This post is not meant to guilt trip you, to shame you, or to scare you into nudity. It is, however, intended to shed a little bit of light on the system in which we as consumers are entrenched.
I first learned about consumerism in my senior year of high school. My ecology teacher (whom I credit to this day with metaphorically ‘waking me up’) gave us a "sustainability" assignment. Maybe I should preface: I’m from the suburbs where most people strive to have more things, not less. So when one of the components of this sustainability project was to refrain from buying anything but gas or food for one month, I thought "huh?" Then it clicked. If NOT buying something is going to get me 30 points toward my goal of 100 (I also dropped meat from my diet and used a BPA-free plastic water bottle), it must be a GOOD thing. How novel.

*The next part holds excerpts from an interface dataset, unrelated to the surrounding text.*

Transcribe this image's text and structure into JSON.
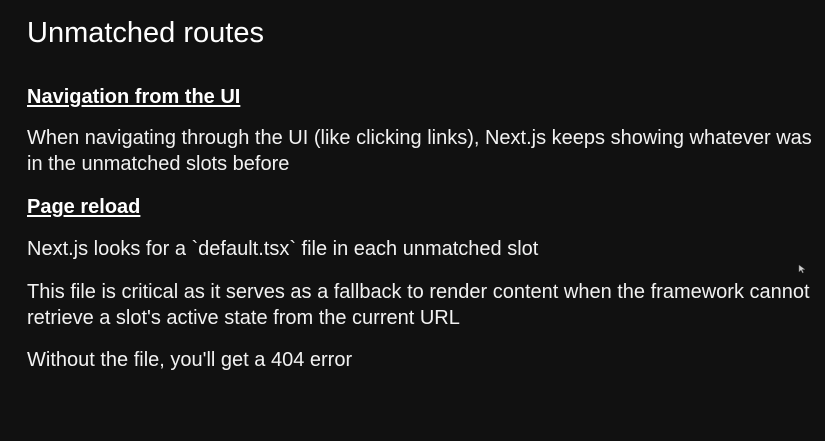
{
  "slide": {
    "title": "Unmatched routes",
    "section1": {
      "heading": "Navigation from the UI",
      "body": "When navigating through the UI (like clicking links), Next.js keeps showing whatever was in the unmatched slots before"
    },
    "section2": {
      "heading": "Page reload",
      "para1": "Next.js looks for a `default.tsx` file in each unmatched slot",
      "para2": "This file is critical as it serves as a fallback to render content when the framework cannot retrieve a slot's active state from the current URL",
      "para3": "Without the file, you'll get a 404 error"
    }
  },
  "colors": {
    "background": "#111111",
    "text": "#ffffff"
  },
  "icons": {
    "cursor": "mouse-pointer-icon"
  }
}
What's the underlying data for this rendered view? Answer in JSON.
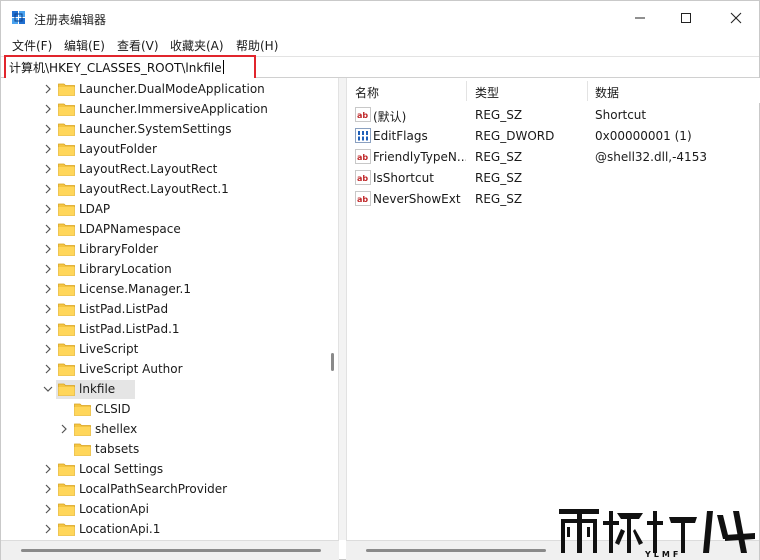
{
  "window": {
    "title": "注册表编辑器",
    "controls": [
      "minimize",
      "maximize",
      "close"
    ]
  },
  "menu": [
    "文件(F)",
    "编辑(E)",
    "查看(V)",
    "收藏夹(A)",
    "帮助(H)"
  ],
  "address": {
    "value": "计算机\\HKEY_CLASSES_ROOT\\lnkfile"
  },
  "tree": {
    "items": [
      {
        "label": "Launcher.DualModeApplication",
        "level": 1,
        "expandable": true,
        "expanded": false
      },
      {
        "label": "Launcher.ImmersiveApplication",
        "level": 1,
        "expandable": true,
        "expanded": false
      },
      {
        "label": "Launcher.SystemSettings",
        "level": 1,
        "expandable": true,
        "expanded": false
      },
      {
        "label": "LayoutFolder",
        "level": 1,
        "expandable": true,
        "expanded": false
      },
      {
        "label": "LayoutRect.LayoutRect",
        "level": 1,
        "expandable": true,
        "expanded": false
      },
      {
        "label": "LayoutRect.LayoutRect.1",
        "level": 1,
        "expandable": true,
        "expanded": false
      },
      {
        "label": "LDAP",
        "level": 1,
        "expandable": true,
        "expanded": false
      },
      {
        "label": "LDAPNamespace",
        "level": 1,
        "expandable": true,
        "expanded": false
      },
      {
        "label": "LibraryFolder",
        "level": 1,
        "expandable": true,
        "expanded": false
      },
      {
        "label": "LibraryLocation",
        "level": 1,
        "expandable": true,
        "expanded": false
      },
      {
        "label": "License.Manager.1",
        "level": 1,
        "expandable": true,
        "expanded": false
      },
      {
        "label": "ListPad.ListPad",
        "level": 1,
        "expandable": true,
        "expanded": false
      },
      {
        "label": "ListPad.ListPad.1",
        "level": 1,
        "expandable": true,
        "expanded": false
      },
      {
        "label": "LiveScript",
        "level": 1,
        "expandable": true,
        "expanded": false
      },
      {
        "label": "LiveScript Author",
        "level": 1,
        "expandable": true,
        "expanded": false
      },
      {
        "label": "lnkfile",
        "level": 1,
        "expandable": true,
        "expanded": true,
        "selected": true
      },
      {
        "label": "CLSID",
        "level": 2,
        "expandable": false,
        "expanded": false
      },
      {
        "label": "shellex",
        "level": 2,
        "expandable": true,
        "expanded": false
      },
      {
        "label": "tabsets",
        "level": 2,
        "expandable": false,
        "expanded": false
      },
      {
        "label": "Local Settings",
        "level": 1,
        "expandable": true,
        "expanded": false
      },
      {
        "label": "LocalPathSearchProvider",
        "level": 1,
        "expandable": true,
        "expanded": false
      },
      {
        "label": "LocationApi",
        "level": 1,
        "expandable": true,
        "expanded": false
      },
      {
        "label": "LocationApi.1",
        "level": 1,
        "expandable": true,
        "expanded": false
      }
    ]
  },
  "list": {
    "columns": [
      "名称",
      "类型",
      "数据"
    ],
    "rows": [
      {
        "icon": "string-value-icon",
        "name": "(默认)",
        "type": "REG_SZ",
        "data": "Shortcut"
      },
      {
        "icon": "binary-value-icon",
        "name": "EditFlags",
        "type": "REG_DWORD",
        "data": "0x00000001 (1)"
      },
      {
        "icon": "string-value-icon",
        "name": "FriendlyTypeN...",
        "type": "REG_SZ",
        "data": "@shell32.dll,-4153"
      },
      {
        "icon": "string-value-icon",
        "name": "IsShortcut",
        "type": "REG_SZ",
        "data": ""
      },
      {
        "icon": "string-value-icon",
        "name": "NeverShowExt",
        "type": "REG_SZ",
        "data": ""
      }
    ]
  },
  "colors": {
    "address_highlight": "#e1252c",
    "folder": "#f4c542",
    "selection": "#e5e5e5"
  }
}
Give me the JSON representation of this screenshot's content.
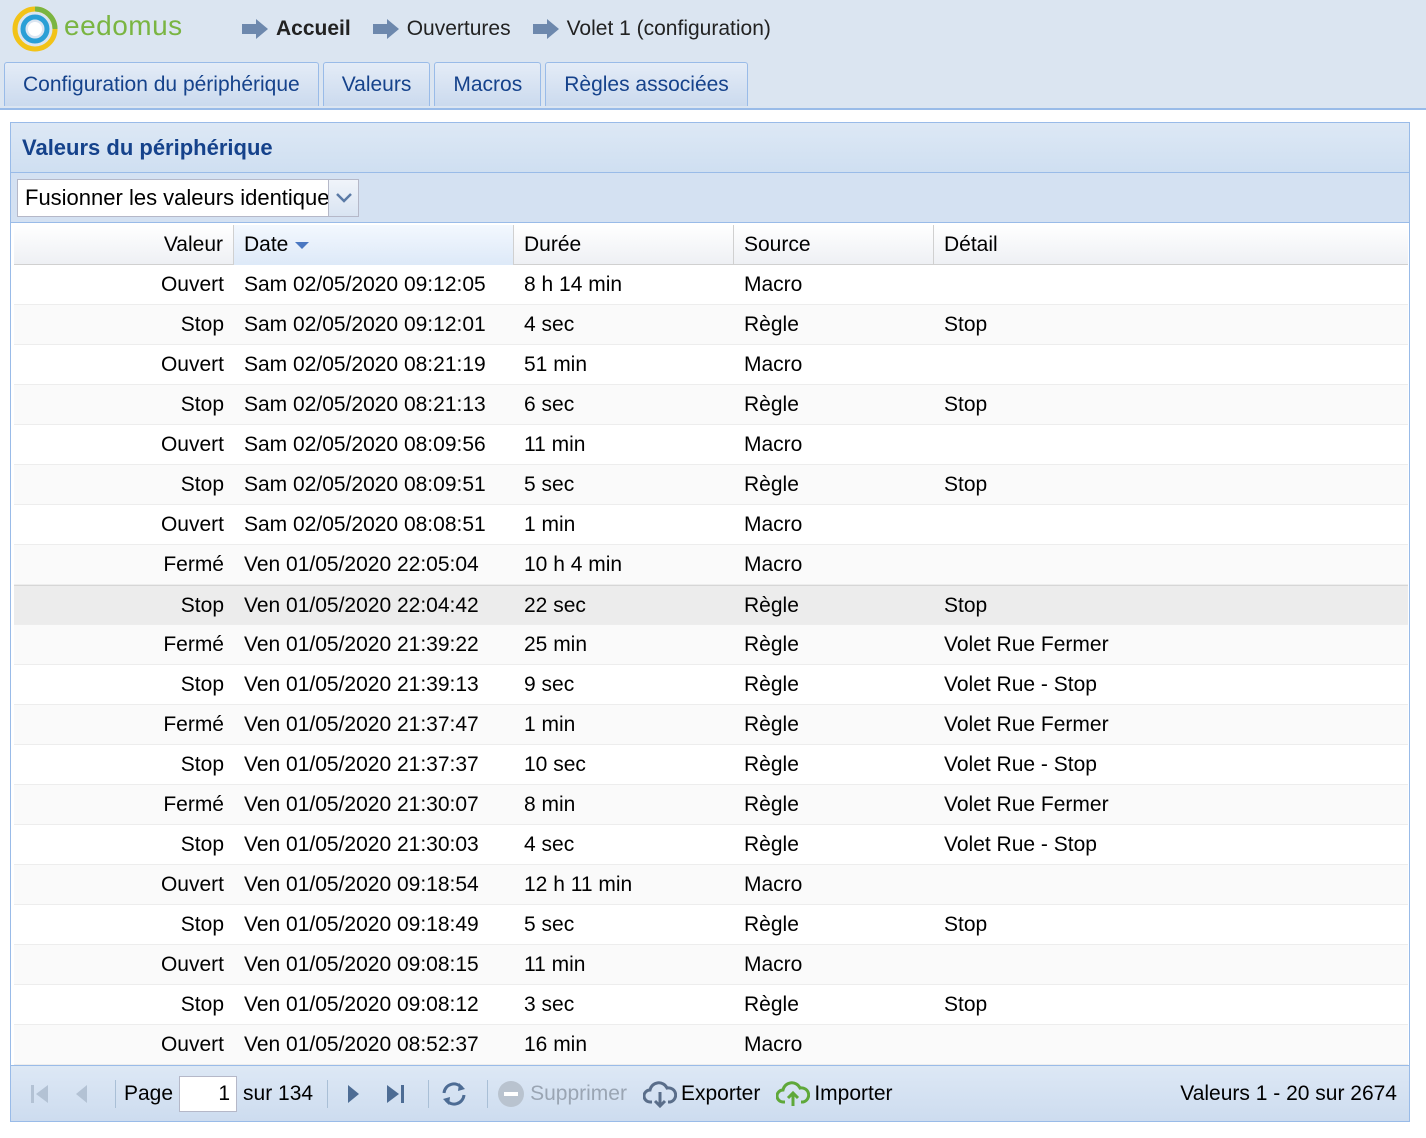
{
  "app": {
    "logo_text": "eedomus"
  },
  "breadcrumb": [
    {
      "label": "Accueil",
      "bold": true
    },
    {
      "label": "Ouvertures",
      "bold": false
    },
    {
      "label": "Volet 1 (configuration)",
      "bold": false
    }
  ],
  "tabs": [
    {
      "label": "Configuration du périphérique"
    },
    {
      "label": "Valeurs"
    },
    {
      "label": "Macros"
    },
    {
      "label": "Règles associées"
    }
  ],
  "panel": {
    "title": "Valeurs du périphérique",
    "filter_value": "Fusionner les valeurs identiques"
  },
  "grid": {
    "columns": {
      "valeur": "Valeur",
      "date": "Date",
      "duree": "Durée",
      "source": "Source",
      "detail": "Détail"
    },
    "rows": [
      {
        "valeur": "Ouvert",
        "date": "Sam 02/05/2020 09:12:05",
        "duree": "8 h 14 min",
        "source": "Macro",
        "detail": ""
      },
      {
        "valeur": "Stop",
        "date": "Sam 02/05/2020 09:12:01",
        "duree": "4 sec",
        "source": "Règle",
        "detail": "Stop"
      },
      {
        "valeur": "Ouvert",
        "date": "Sam 02/05/2020 08:21:19",
        "duree": "51 min",
        "source": "Macro",
        "detail": ""
      },
      {
        "valeur": "Stop",
        "date": "Sam 02/05/2020 08:21:13",
        "duree": "6 sec",
        "source": "Règle",
        "detail": "Stop"
      },
      {
        "valeur": "Ouvert",
        "date": "Sam 02/05/2020 08:09:56",
        "duree": "11 min",
        "source": "Macro",
        "detail": ""
      },
      {
        "valeur": "Stop",
        "date": "Sam 02/05/2020 08:09:51",
        "duree": "5 sec",
        "source": "Règle",
        "detail": "Stop"
      },
      {
        "valeur": "Ouvert",
        "date": "Sam 02/05/2020 08:08:51",
        "duree": "1 min",
        "source": "Macro",
        "detail": ""
      },
      {
        "valeur": "Fermé",
        "date": "Ven 01/05/2020 22:05:04",
        "duree": "10 h 4 min",
        "source": "Macro",
        "detail": ""
      },
      {
        "valeur": "Stop",
        "date": "Ven 01/05/2020 22:04:42",
        "duree": "22 sec",
        "source": "Règle",
        "detail": "Stop"
      },
      {
        "valeur": "Fermé",
        "date": "Ven 01/05/2020 21:39:22",
        "duree": "25 min",
        "source": "Règle",
        "detail": "Volet Rue Fermer"
      },
      {
        "valeur": "Stop",
        "date": "Ven 01/05/2020 21:39:13",
        "duree": "9 sec",
        "source": "Règle",
        "detail": "Volet Rue - Stop"
      },
      {
        "valeur": "Fermé",
        "date": "Ven 01/05/2020 21:37:47",
        "duree": "1 min",
        "source": "Règle",
        "detail": "Volet Rue Fermer"
      },
      {
        "valeur": "Stop",
        "date": "Ven 01/05/2020 21:37:37",
        "duree": "10 sec",
        "source": "Règle",
        "detail": "Volet Rue - Stop"
      },
      {
        "valeur": "Fermé",
        "date": "Ven 01/05/2020 21:30:07",
        "duree": "8 min",
        "source": "Règle",
        "detail": "Volet Rue Fermer"
      },
      {
        "valeur": "Stop",
        "date": "Ven 01/05/2020 21:30:03",
        "duree": "4 sec",
        "source": "Règle",
        "detail": "Volet Rue - Stop"
      },
      {
        "valeur": "Ouvert",
        "date": "Ven 01/05/2020 09:18:54",
        "duree": "12 h 11 min",
        "source": "Macro",
        "detail": ""
      },
      {
        "valeur": "Stop",
        "date": "Ven 01/05/2020 09:18:49",
        "duree": "5 sec",
        "source": "Règle",
        "detail": "Stop"
      },
      {
        "valeur": "Ouvert",
        "date": "Ven 01/05/2020 09:08:15",
        "duree": "11 min",
        "source": "Macro",
        "detail": ""
      },
      {
        "valeur": "Stop",
        "date": "Ven 01/05/2020 09:08:12",
        "duree": "3 sec",
        "source": "Règle",
        "detail": "Stop"
      },
      {
        "valeur": "Ouvert",
        "date": "Ven 01/05/2020 08:52:37",
        "duree": "16 min",
        "source": "Macro",
        "detail": ""
      }
    ],
    "selected_row": 8
  },
  "paging": {
    "page_label": "Page",
    "page_value": "1",
    "of_label": "sur 134",
    "delete_label": "Supprimer",
    "export_label": "Exporter",
    "import_label": "Importer",
    "info": "Valeurs 1 - 20 sur 2674"
  },
  "colors": {
    "header_bg": "#dbe5f1",
    "title_blue": "#15428b",
    "logo_green": "#7ab542",
    "logo_ring_blue": "#2a9fd6",
    "logo_ring_yellow": "#f2c318"
  }
}
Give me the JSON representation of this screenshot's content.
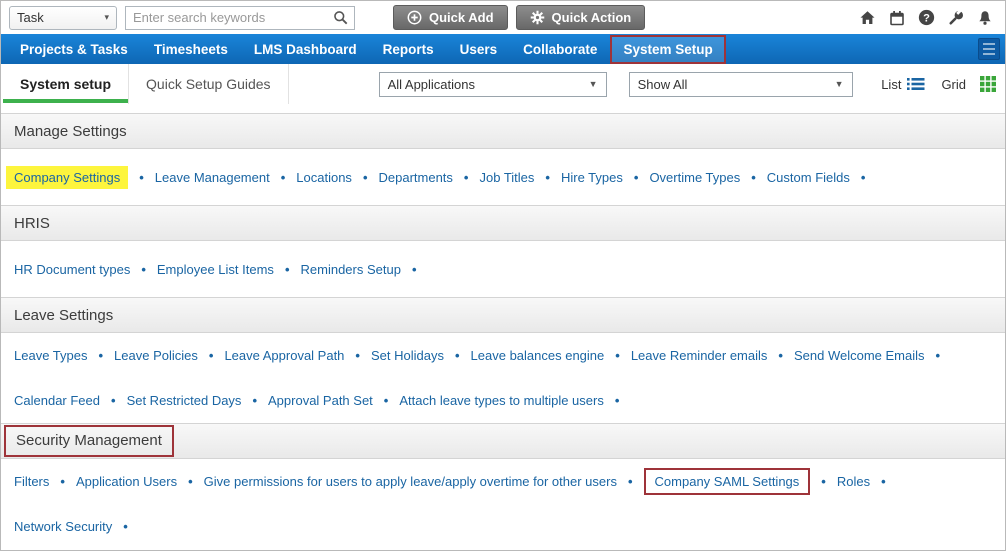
{
  "topbar": {
    "scope_select": {
      "value": "Task"
    },
    "search": {
      "placeholder": "Enter search keywords"
    },
    "quick_add_label": "Quick Add",
    "quick_action_label": "Quick Action"
  },
  "nav": {
    "items": [
      {
        "label": "Projects & Tasks"
      },
      {
        "label": "Timesheets"
      },
      {
        "label": "LMS Dashboard"
      },
      {
        "label": "Reports"
      },
      {
        "label": "Users"
      },
      {
        "label": "Collaborate"
      },
      {
        "label": "System Setup",
        "active": true,
        "annotated": true
      }
    ]
  },
  "subnav": {
    "tabs": [
      {
        "label": "System setup",
        "active": true
      },
      {
        "label": "Quick Setup Guides",
        "active": false
      }
    ],
    "application_filter": {
      "value": "All Applications"
    },
    "show_filter": {
      "value": "Show All"
    },
    "view_toggle": {
      "list_label": "List",
      "grid_label": "Grid"
    }
  },
  "sections": [
    {
      "title": "Manage Settings",
      "rows": [
        [
          "Company Settings",
          "Leave Management",
          "Locations",
          "Departments",
          "Job Titles",
          "Hire Types",
          "Overtime Types",
          "Custom Fields"
        ]
      ]
    },
    {
      "title": "HRIS",
      "rows": [
        [
          "HR Document types",
          "Employee List Items",
          "Reminders Setup"
        ]
      ]
    },
    {
      "title": "Leave Settings",
      "rows": [
        [
          "Leave Types",
          "Leave Policies",
          "Leave Approval Path",
          "Set Holidays",
          "Leave balances engine",
          "Leave Reminder emails",
          "Send Welcome Emails"
        ],
        [
          "Calendar Feed",
          "Set Restricted Days",
          "Approval Path Set",
          "Attach leave types to multiple users"
        ]
      ]
    },
    {
      "title": "Security Management",
      "annotated": true,
      "rows": [
        [
          "Filters",
          "Application Users",
          "Give permissions for users to apply leave/apply overtime for other users",
          "Company SAML Settings",
          "Roles"
        ],
        [
          "Network Security"
        ]
      ]
    }
  ],
  "highlights": {
    "yellow_highlight_link": "Company Settings",
    "red_annotation_boxes": [
      "System Setup",
      "Security Management",
      "Company SAML Settings"
    ]
  },
  "icons": {
    "bullet": "•",
    "chevron_down": "▾",
    "dropdown_arrow": "▼",
    "topbar_right": [
      "home-icon",
      "calendar-icon",
      "help-icon",
      "tools-icon",
      "notifications-icon"
    ]
  },
  "colors": {
    "nav_blue": "#1a85d9",
    "nav_blue_dark": "#0e67b4",
    "link_blue": "#1a65a3",
    "highlight_yellow": "#fdf53d",
    "annotation_red": "#9e3339",
    "tab_green": "#3db14d",
    "grid_green": "#3aa63a",
    "icon_gray": "#454545"
  }
}
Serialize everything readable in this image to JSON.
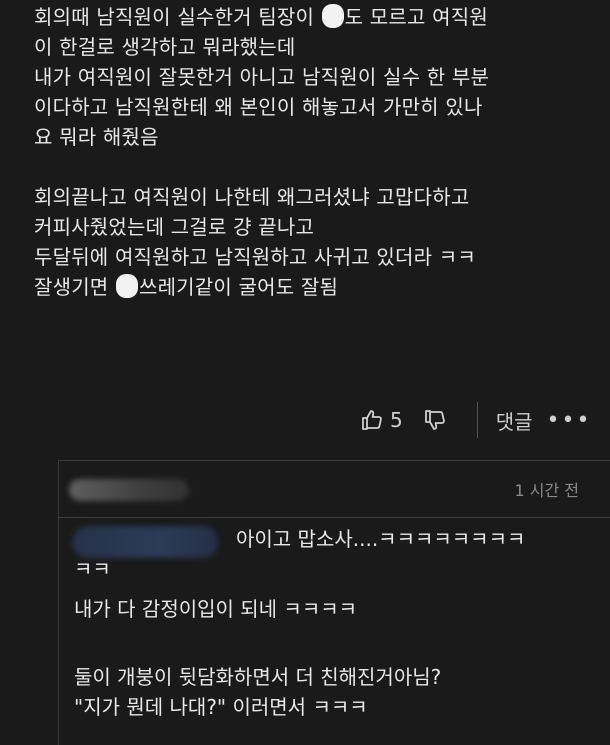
{
  "comment": {
    "line1a": "회의때 남직원이 실수한거 팀장이 ",
    "line1b": "도 모르고 여직원",
    "line2": "이 한걸로 생각하고 뭐라했는데",
    "line3": "내가 여직원이 잘못한거 아니고 남직원이 실수 한 부분",
    "line4": "이다하고 남직원한테 왜 본인이 해놓고서 가만히 있나",
    "line5": "요 뭐라 해줬음",
    "line6": "회의끝나고 여직원이 나한테 왜그러셨냐 고맙다하고",
    "line7": "커피사줬었는데 그걸로 걍 끝나고",
    "line8": "두달뒤에 여직원하고 남직원하고 사귀고 있더라 ㅋㅋ",
    "line9a": "잘생기면 ",
    "line9b": "쓰레기같이 굴어도 잘됨"
  },
  "actions": {
    "like_count": "5",
    "reply_label": "댓글",
    "more_label": "⋮"
  },
  "reply": {
    "time": "1 시간 전",
    "line1": "아이고 맙소사....ㅋㅋㅋㅋㅋㅋㅋㅋ",
    "line2": "ㅋㅋ",
    "line3": "내가 다 감정이입이 되네 ㅋㅋㅋㅋ",
    "line4": "둘이 개붕이 뒷담화하면서 더 친해진거아님?",
    "line5": "\"지가 뭔데 나대?\" 이러면서 ㅋㅋㅋ"
  },
  "icons": {
    "like": "thumbs-up-icon",
    "dislike": "thumbs-down-icon",
    "more": "more-icon"
  }
}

Then, in my first year of college, I persuaded my best friend to take a special topic English writing course with me called "Ethics of Consumerism." I won’t say that we learned a ton, but I did gain better control of two crucial concepts. The first is purchasing power. One of the glorious things about a free market is that we choose where to put our money. Every dollar we spend acts like a vote. $20 to Whole Foods instead of Kroger? Essentially I just gave Whole Foods 20 votes. If I shop at Goodwill for some new (old) t-shirts, I’m voting for Goodwill instead of Target. And when big groups of people choose to boycott or support certain businesses, it makes an impact.
The second concept can best be summed up by Annie Leonard’s Story of Stuff (if you’ve got some extra time, I recommend watching the video). The point, which is one I attempted to illustrate in my paragraph about the jeans, is that everything comes from somewhere and ends up somewhere, with a lot of undesirable things happening along the way. Everything we buy and throw away creates waste, and that waste gets thrown into landfills or rivers or the ocean and it affects people that had nothing to do with our decision to buy a new pair of jeans, even though we may have already had four in our closet.
Aside from the damage this rampant consumerism does the God’s environment and God’s children around the world, our purchases can also get in the way of our personal relationship with God. When technology, clutter, and materialism start to negatively impact the time we spend in communion with others or in silence with our Creator, change is needed. That change, suggests Nancy Sleeth, is to become "Almost Amish."
Sleeth writes, "[Amish] Homes are simple, uncluttered, and clean; the outside reflects the inside." By that, she probably intends to say that the outside of your home should also remain simple, uncluttered, and clean. This means no gaudy McMansions, no clutter in the front yard, no ostentatious water fixtures. But if we go deeper, "the outside reflects the inside" can also mean that your outside surroundings should reflect the inside of your heart: uncluttered, empty of worldly concerns, focused on God and love.
In the end, buying and owning less brings us closer to God in many ways. It saves us money and reduces our financial stress, which is often the source of arguments and tension in the home. When we’re focused on worldly goods we’re not focused on the Word. Some of the money we do save can be better put towards charities we support. Lessening our environmental impact means lessening the unintentional environmental consequences for our brethren around the world. And, most importantly, it reminds us of what we really need – love and support from our community and our God.
So, at my recommendation, I hope you’ll pick up "Almost Amish." I promise it’s a quick read, and if it convinces you to change your lifestyle even in the slightest, I think we can call it a win. Remember that, "We live simply so that others may simply live" (54).
As always, follow Jessica on twitter @missanalytical or contact her by e-mail at firstname.lastname@example.org.